====== Input material

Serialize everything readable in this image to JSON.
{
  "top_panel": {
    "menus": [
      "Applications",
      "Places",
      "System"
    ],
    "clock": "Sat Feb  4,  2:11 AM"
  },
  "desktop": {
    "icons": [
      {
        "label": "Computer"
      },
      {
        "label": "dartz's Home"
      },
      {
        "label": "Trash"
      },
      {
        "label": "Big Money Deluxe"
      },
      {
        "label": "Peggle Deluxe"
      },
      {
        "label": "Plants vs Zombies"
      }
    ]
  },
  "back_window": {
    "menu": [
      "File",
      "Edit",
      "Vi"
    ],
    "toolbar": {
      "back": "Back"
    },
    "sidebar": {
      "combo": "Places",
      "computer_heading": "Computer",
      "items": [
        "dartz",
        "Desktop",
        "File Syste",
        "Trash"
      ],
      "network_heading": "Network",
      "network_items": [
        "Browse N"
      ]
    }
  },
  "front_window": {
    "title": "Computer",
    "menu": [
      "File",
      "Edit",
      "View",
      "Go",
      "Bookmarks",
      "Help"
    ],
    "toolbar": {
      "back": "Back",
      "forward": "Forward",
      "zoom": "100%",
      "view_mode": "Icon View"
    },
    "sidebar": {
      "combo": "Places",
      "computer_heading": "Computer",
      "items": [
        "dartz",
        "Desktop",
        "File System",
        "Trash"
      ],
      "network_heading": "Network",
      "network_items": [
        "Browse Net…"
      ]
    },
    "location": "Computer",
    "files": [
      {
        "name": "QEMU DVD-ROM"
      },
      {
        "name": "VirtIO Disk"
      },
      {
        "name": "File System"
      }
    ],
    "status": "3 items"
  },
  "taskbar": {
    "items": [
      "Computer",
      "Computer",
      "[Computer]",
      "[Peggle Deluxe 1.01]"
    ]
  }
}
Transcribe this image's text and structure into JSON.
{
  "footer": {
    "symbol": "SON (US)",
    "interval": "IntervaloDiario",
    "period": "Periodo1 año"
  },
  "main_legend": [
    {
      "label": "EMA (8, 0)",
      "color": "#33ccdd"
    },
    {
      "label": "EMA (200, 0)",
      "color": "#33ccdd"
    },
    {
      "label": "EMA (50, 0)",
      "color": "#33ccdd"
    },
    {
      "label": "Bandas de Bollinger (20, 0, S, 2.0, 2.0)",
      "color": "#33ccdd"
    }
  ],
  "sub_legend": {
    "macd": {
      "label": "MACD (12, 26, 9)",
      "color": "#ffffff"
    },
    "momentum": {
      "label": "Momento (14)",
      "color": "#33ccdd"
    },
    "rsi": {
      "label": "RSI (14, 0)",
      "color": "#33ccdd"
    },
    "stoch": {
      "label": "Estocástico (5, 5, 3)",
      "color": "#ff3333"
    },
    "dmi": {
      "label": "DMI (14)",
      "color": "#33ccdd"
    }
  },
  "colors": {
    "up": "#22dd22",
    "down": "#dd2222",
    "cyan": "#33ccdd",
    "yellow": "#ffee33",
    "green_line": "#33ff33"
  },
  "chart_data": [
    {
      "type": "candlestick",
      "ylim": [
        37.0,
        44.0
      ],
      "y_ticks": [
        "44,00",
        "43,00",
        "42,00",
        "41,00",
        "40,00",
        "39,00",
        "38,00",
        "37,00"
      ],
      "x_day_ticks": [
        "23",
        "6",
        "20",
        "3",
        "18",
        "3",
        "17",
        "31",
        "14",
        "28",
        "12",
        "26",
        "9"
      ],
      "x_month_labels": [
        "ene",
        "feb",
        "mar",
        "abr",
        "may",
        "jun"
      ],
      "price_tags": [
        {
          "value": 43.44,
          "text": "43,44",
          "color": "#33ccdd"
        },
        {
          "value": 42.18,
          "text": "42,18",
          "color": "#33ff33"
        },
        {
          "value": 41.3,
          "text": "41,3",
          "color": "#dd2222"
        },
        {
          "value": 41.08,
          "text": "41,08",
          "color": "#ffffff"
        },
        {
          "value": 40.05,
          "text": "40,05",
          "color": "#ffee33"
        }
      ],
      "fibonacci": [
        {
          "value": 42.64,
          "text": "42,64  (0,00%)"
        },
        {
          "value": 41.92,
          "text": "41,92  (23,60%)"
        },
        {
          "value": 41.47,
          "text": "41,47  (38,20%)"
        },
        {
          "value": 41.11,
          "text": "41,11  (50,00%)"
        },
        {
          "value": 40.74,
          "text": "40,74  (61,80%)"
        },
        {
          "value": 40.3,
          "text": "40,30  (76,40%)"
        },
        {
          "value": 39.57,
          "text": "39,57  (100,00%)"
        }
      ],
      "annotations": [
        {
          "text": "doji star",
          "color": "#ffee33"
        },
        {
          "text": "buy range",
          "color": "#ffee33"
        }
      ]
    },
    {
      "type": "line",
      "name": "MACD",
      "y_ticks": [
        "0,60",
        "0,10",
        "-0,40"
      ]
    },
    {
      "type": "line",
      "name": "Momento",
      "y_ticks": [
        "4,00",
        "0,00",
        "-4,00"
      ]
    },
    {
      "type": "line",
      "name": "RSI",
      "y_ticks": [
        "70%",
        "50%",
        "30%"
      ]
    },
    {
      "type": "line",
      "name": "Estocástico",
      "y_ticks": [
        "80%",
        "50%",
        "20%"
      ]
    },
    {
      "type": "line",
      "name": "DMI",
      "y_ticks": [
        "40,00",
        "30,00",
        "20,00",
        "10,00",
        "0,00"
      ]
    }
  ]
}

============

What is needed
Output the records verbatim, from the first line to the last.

Completed task
Serialize everything readable in this image to JSON.
{
  "top_panel": {
    "menus": [
      "Applications",
      "Places",
      "System"
    ],
    "clock": "Sat Feb  4,  2:11 AM"
  },
  "desktop": {
    "icons": [
      {
        "label": "Computer"
      },
      {
        "label": "dartz's Home"
      },
      {
        "label": "Trash"
      },
      {
        "label": "Big Money Deluxe"
      },
      {
        "label": "Peggle Deluxe"
      },
      {
        "label": "Plants vs Zombies"
      }
    ]
  },
  "back_window": {
    "menu": [
      "File",
      "Edit",
      "Vi"
    ],
    "toolbar": {
      "back": "Back"
    },
    "sidebar": {
      "combo": "Places",
      "computer_heading": "Computer",
      "items": [
        "dartz",
        "Desktop",
        "File Syste",
        "Trash"
      ],
      "network_heading": "Network",
      "network_items": [
        "Browse N"
      ]
    }
  },
  "front_window": {
    "title": "Computer",
    "menu": [
      "File",
      "Edit",
      "View",
      "Go",
      "Bookmarks",
      "Help"
    ],
    "toolbar": {
      "back": "Back",
      "forward": "Forward",
      "zoom": "100%",
      "view_mode": "Icon View"
    },
    "sidebar": {
      "combo": "Places",
      "computer_heading": "Computer",
      "items": [
        "dartz",
        "Desktop",
        "File System",
        "Trash"
      ],
      "network_heading": "Network",
      "network_items": [
        "Browse Net…"
      ]
    },
    "location": "Computer",
    "files": [
      {
        "name": "QEMU DVD-ROM"
      },
      {
        "name": "VirtIO Disk"
      },
      {
        "name": "File System"
      }
    ],
    "status": "3 items"
  },
  "taskbar": {
    "items": [
      "Computer",
      "Computer",
      "[Computer]",
      "[Peggle Deluxe 1.01]"
    ]
  }
}
Transcribe this image's text and structure into JSON.
{
  "footer": {
    "symbol": "SON (US)",
    "interval": "IntervaloDiario",
    "period": "Periodo1 año"
  },
  "main_legend": [
    {
      "label": "EMA (8, 0)",
      "color": "#33ccdd"
    },
    {
      "label": "EMA (200, 0)",
      "color": "#33ccdd"
    },
    {
      "label": "EMA (50, 0)",
      "color": "#33ccdd"
    },
    {
      "label": "Bandas de Bollinger (20, 0, S, 2.0, 2.0)",
      "color": "#33ccdd"
    }
  ],
  "sub_legend": {
    "macd": {
      "label": "MACD (12, 26, 9)",
      "color": "#ffffff"
    },
    "momentum": {
      "label": "Momento (14)",
      "color": "#33ccdd"
    },
    "rsi": {
      "label": "RSI (14, 0)",
      "color": "#33ccdd"
    },
    "stoch": {
      "label": "Estocástico (5, 5, 3)",
      "color": "#ff3333"
    },
    "dmi": {
      "label": "DMI (14)",
      "color": "#33ccdd"
    }
  },
  "colors": {
    "up": "#22dd22",
    "down": "#dd2222",
    "cyan": "#33ccdd",
    "yellow": "#ffee33",
    "green_line": "#33ff33"
  },
  "chart_data": [
    {
      "type": "candlestick",
      "ylim": [
        37.0,
        44.0
      ],
      "y_ticks": [
        "44,00",
        "43,00",
        "42,00",
        "41,00",
        "40,00",
        "39,00",
        "38,00",
        "37,00"
      ],
      "x_day_ticks": [
        "23",
        "6",
        "20",
        "3",
        "18",
        "3",
        "17",
        "31",
        "14",
        "28",
        "12",
        "26",
        "9"
      ],
      "x_month_labels": [
        "ene",
        "feb",
        "mar",
        "abr",
        "may",
        "jun"
      ],
      "price_tags": [
        {
          "value": 43.44,
          "text": "43,44",
          "color": "#33ccdd"
        },
        {
          "value": 42.18,
          "text": "42,18",
          "color": "#33ff33"
        },
        {
          "value": 41.3,
          "text": "41,3",
          "color": "#dd2222"
        },
        {
          "value": 41.08,
          "text": "41,08",
          "color": "#ffffff"
        },
        {
          "value": 40.05,
          "text": "40,05",
          "color": "#ffee33"
        }
      ],
      "fibonacci": [
        {
          "value": 42.64,
          "text": "42,64  (0,00%)"
        },
        {
          "value": 41.92,
          "text": "41,92  (23,60%)"
        },
        {
          "value": 41.47,
          "text": "41,47  (38,20%)"
        },
        {
          "value": 41.11,
          "text": "41,11  (50,00%)"
        },
        {
          "value": 40.74,
          "text": "40,74  (61,80%)"
        },
        {
          "value": 40.3,
          "text": "40,30  (76,40%)"
        },
        {
          "value": 39.57,
          "text": "39,57  (100,00%)"
        }
      ],
      "annotations": [
        {
          "text": "doji star",
          "color": "#ffee33"
        },
        {
          "text": "buy range",
          "color": "#ffee33"
        }
      ]
    },
    {
      "type": "line",
      "name": "MACD",
      "y_ticks": [
        "0,60",
        "0,10",
        "-0,40"
      ]
    },
    {
      "type": "line",
      "name": "Momento",
      "y_ticks": [
        "4,00",
        "0,00",
        "-4,00"
      ]
    },
    {
      "type": "line",
      "name": "RSI",
      "y_ticks": [
        "70%",
        "50%",
        "30%"
      ]
    },
    {
      "type": "line",
      "name": "Estocástico",
      "y_ticks": [
        "80%",
        "50%",
        "20%"
      ]
    },
    {
      "type": "line",
      "name": "DMI",
      "y_ticks": [
        "40,00",
        "30,00",
        "20,00",
        "10,00",
        "0,00"
      ]
    }
  ]
}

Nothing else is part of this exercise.